▶ [What to do]
Each line in these records that contains "icon" counts once. Give the number only.

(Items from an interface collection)
+++
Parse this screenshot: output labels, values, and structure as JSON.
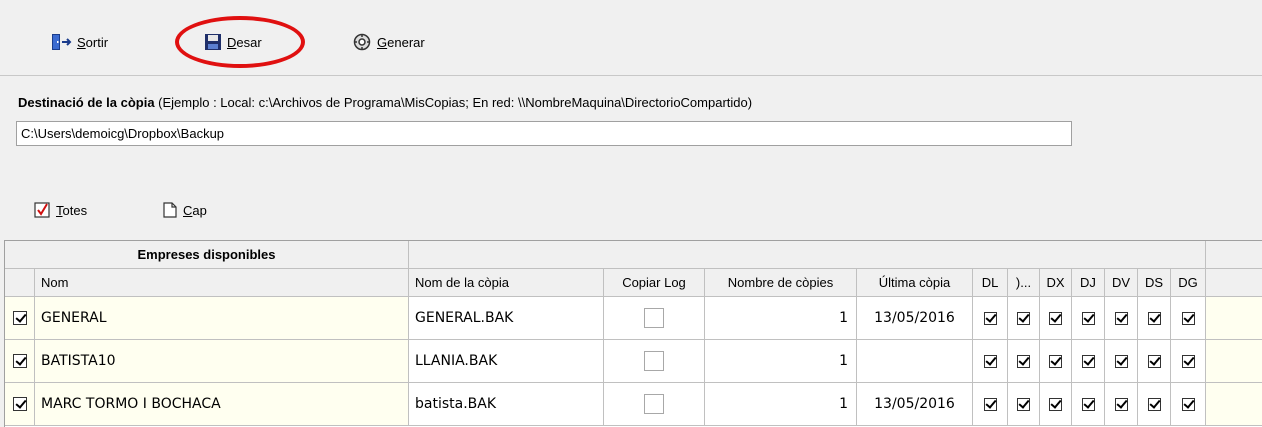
{
  "toolbar": {
    "exit": {
      "mnemonic": "S",
      "rest": "ortir",
      "icon": "exit-door-icon"
    },
    "save": {
      "mnemonic": "D",
      "rest": "esar",
      "icon": "floppy-disk-icon"
    },
    "generate": {
      "mnemonic": "G",
      "rest": "enerar",
      "icon": "generate-gear-icon"
    }
  },
  "destination": {
    "label": "Destinació de la còpia",
    "example": "(Ejemplo : Local: c:\\Archivos de Programa\\MisCopias;  En red: \\\\NombreMaquina\\DirectorioCompartido)",
    "value": "C:\\Users\\demoicg\\Dropbox\\Backup"
  },
  "selection": {
    "all": {
      "mnemonic": "T",
      "rest": "otes",
      "icon": "checked-box-icon"
    },
    "none": {
      "mnemonic": "C",
      "rest": "ap",
      "icon": "blank-page-icon"
    }
  },
  "grid": {
    "group_header": "Empreses disponibles",
    "columns": {
      "nom": "Nom",
      "copy_name": "Nom de la còpia",
      "copy_log": "Copiar Log",
      "num_copies": "Nombre de còpies",
      "last_copy": "Última còpia",
      "dl": "DL",
      "dm": ")...",
      "dx": "DX",
      "dj": "DJ",
      "dv": "DV",
      "ds": "DS",
      "dg": "DG"
    },
    "rows": [
      {
        "selected": true,
        "nom": "GENERAL",
        "copy_name": "GENERAL.BAK",
        "copy_log": false,
        "num_copies": "1",
        "last_copy": "13/05/2016",
        "days": [
          true,
          true,
          true,
          true,
          true,
          true,
          true
        ]
      },
      {
        "selected": true,
        "nom": "BATISTA10",
        "copy_name": "LLANIA.BAK",
        "copy_log": false,
        "num_copies": "1",
        "last_copy": "",
        "days": [
          true,
          true,
          true,
          true,
          true,
          true,
          true
        ]
      },
      {
        "selected": true,
        "nom": "MARC TORMO I BOCHACA",
        "copy_name": "batista.BAK",
        "copy_log": false,
        "num_copies": "1",
        "last_copy": "13/05/2016",
        "days": [
          true,
          true,
          true,
          true,
          true,
          true,
          true
        ]
      }
    ]
  },
  "colors": {
    "highlight": "#e01010",
    "row_yellow": "#fffff0"
  }
}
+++
▶ [Solution to this task]
5